Let me tell you about some sweetness. Because in the midst of challenges, there is almost always some sweetness. Here is mine. Help yourself.
Yesterday was a day of travel and exploring as I accompanied a friend to a new-to-me city, a few hours away. He wanted to buy a pick-up truck and I wanted a distraction, an adventure. I also wanted to check out the famous "car tianguis," an outdoor market just for cars.
Two and a half hours on the comfortable bus, eating tacos and chocolate cookies as vendors walked in and out of the bus at various stops.
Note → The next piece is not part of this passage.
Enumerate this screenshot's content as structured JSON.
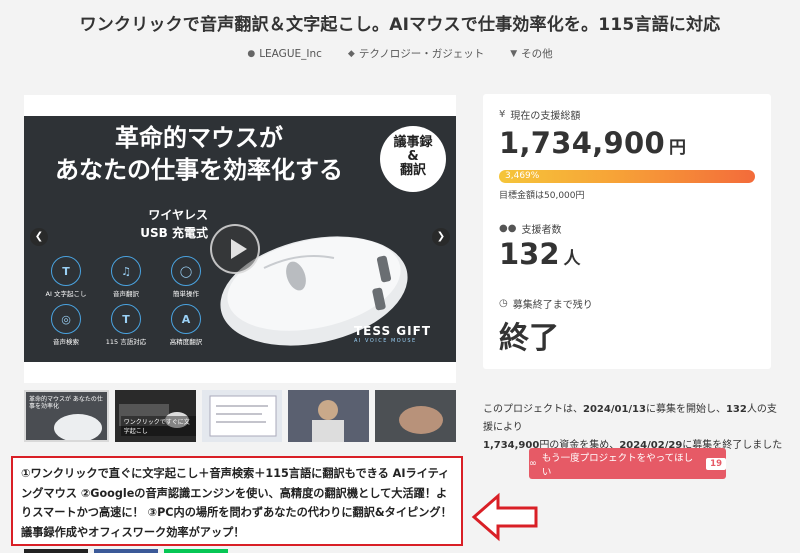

Once in the city, the air was cooler than on the coast and we looked at several trucks, me being instructed to walk away if a salesperson approached us so that my accent would not get in the way of financial negotiations.
Deciding to make a brainstorming pause for a lunch of grilled chicken, rice and salad at a little place that shared my nickname, we discussed the merits of the various trucks. For me, it was mainly about the color so I wasn't much help.
The owners of the small outdoor restaurant were eating also - a couple and their little girl - and we exchanged some words and smiles.
The chicken gone (and shared with a street dog), I hear the bell of the ice cream man's pushcart.
For the last three decades, ever since my kids were tiny, I have experienced a Pavlovian reaction to the ice cream cart's bell, no matter which country I am in or what I might be doing.
I am instantly up from my chair and right by the cart, excited to meet whatever ice cream I may have not yet encountered.
I ask for counsel from the vendor and am handed a coconut-covered chocolatey thing of beauty. As I am looking for my pesos, I catch the eyes of the owners' little girl and I recognize the look in them.
She, like me, appreciates ice cream very much.
With or without words I ask her if she would like one and she is immediately standing next to me, picking the same deliciousness as the one I got.
Back in our little plastic restaurant chairs, we are both licking our ice creams while the grown-ups talk about truck stuff.
And then it's time to leave. We pay and we wave goodbye, the little girl sharing a smile of sisterhood with me as we make our way back to rows of cars. She is missing a few teeth and is adorable.
We decide to walk around the block, see if there is something new we have not yet seen.
The block is large and not quite straight and it takes us about 15 minutes to get back where we started. Specifically to the small restaurant.
And there she is, my ice cream sister. Waiting for us.
As we walk by, she smiles really big and hands me a beautiful little cellophane bag with six pink, plump, and perfect marshmallows.
Strawberry marshmallows are my favorite. So is kindness.
She probably didn't know how much I needed this simple, quiet act of sweetness, of connection. This girl time, too.
She surely did not know how much she reminded me of my friend's daughter, my friend's daughter who will never get to hand her mama a pink marshmallow or share a coconut-covered ice cream.
In retrospect I wonder how she knew we would come back this way. I did not know. But she did.
I ate the whole bag and my heart was fuller than my mouth.
Angels every freaking where.
SCARED OF THE SACRED